■ Exercise directions: The answer must consist of each line below that contains the string "Institutes".

■ Provided entries:
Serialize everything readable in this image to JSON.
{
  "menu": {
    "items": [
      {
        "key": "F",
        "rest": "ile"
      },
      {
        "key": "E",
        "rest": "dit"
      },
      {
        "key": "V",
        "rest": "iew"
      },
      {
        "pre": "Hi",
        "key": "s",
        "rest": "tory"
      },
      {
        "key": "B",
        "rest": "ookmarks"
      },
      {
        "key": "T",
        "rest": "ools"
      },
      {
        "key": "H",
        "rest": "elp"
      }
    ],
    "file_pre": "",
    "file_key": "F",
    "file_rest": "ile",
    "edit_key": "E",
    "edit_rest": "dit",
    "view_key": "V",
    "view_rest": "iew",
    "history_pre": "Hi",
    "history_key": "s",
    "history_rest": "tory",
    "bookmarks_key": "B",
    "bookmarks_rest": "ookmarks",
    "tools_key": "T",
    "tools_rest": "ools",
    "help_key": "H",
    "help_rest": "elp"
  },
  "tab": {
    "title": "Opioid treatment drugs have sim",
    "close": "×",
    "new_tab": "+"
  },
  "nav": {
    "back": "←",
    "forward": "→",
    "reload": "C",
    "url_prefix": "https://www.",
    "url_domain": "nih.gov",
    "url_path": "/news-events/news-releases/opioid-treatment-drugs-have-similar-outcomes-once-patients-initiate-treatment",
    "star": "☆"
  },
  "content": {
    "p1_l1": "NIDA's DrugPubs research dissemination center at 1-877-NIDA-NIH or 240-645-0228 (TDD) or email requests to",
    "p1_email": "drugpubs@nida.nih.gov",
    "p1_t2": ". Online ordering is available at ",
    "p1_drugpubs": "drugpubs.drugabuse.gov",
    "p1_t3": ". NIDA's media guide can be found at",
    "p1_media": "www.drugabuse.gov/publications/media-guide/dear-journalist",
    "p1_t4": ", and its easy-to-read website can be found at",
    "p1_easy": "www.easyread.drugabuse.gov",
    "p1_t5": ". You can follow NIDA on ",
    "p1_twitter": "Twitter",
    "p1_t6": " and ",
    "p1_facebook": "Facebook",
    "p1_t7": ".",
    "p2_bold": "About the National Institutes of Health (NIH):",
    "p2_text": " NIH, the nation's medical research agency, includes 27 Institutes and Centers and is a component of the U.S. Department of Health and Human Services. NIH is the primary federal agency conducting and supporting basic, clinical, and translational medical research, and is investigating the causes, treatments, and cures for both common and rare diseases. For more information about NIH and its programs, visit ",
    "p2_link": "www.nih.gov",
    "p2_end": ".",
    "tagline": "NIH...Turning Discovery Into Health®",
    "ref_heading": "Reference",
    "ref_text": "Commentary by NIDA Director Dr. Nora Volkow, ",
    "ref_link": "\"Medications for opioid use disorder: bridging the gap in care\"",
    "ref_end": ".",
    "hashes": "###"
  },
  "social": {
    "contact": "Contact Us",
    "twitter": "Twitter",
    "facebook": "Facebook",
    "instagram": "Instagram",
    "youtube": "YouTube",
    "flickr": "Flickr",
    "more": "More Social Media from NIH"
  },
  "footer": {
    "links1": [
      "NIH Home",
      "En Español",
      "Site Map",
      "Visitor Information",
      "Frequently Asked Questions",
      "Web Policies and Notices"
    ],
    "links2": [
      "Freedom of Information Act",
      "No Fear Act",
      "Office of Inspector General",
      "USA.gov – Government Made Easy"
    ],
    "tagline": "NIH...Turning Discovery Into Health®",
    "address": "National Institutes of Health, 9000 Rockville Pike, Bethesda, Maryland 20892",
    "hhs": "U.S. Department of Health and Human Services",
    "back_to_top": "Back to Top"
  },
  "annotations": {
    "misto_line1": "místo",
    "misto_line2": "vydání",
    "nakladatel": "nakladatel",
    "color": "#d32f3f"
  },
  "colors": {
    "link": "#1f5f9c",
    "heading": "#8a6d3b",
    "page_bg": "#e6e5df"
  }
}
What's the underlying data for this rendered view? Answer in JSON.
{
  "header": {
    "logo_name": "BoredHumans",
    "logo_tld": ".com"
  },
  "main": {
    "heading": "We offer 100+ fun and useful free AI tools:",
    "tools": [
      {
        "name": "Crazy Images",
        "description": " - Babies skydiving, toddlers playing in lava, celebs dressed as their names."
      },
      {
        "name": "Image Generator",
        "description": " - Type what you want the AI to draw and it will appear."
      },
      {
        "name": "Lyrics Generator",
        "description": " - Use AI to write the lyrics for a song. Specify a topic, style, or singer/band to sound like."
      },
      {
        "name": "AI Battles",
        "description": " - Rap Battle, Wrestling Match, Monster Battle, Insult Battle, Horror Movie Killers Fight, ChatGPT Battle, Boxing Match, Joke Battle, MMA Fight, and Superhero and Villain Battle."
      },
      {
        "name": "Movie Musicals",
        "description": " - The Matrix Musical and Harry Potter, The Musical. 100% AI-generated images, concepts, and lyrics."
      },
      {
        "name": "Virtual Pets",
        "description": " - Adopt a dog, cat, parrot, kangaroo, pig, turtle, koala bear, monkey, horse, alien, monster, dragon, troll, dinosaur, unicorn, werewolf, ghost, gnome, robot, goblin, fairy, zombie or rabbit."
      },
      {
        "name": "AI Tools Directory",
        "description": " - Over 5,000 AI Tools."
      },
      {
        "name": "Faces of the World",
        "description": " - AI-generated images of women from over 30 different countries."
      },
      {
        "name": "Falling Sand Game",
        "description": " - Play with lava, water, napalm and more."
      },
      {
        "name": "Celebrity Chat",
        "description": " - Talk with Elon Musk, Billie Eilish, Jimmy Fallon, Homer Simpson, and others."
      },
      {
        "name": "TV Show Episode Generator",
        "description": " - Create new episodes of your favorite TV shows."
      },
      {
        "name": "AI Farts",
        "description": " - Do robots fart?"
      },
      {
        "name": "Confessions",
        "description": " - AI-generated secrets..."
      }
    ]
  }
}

■ The answer:
    "p2_bold": "About the National Institutes of Health (NIH):",
    "p2_text": " NIH, the nation's medical research agency, includes 27 Institutes and Centers and is a component of the U.S. Department of Health and Human Services. NIH is the primary federal agency conducting and supporting basic, clinical, and translational medical research, and is investigating the causes, treatments, and cures for both common and rare diseases. For more information about NIH and its programs, visit ",
    "address": "National Institutes of Health, 9000 Rockville Pike, Bethesda, Maryland 20892",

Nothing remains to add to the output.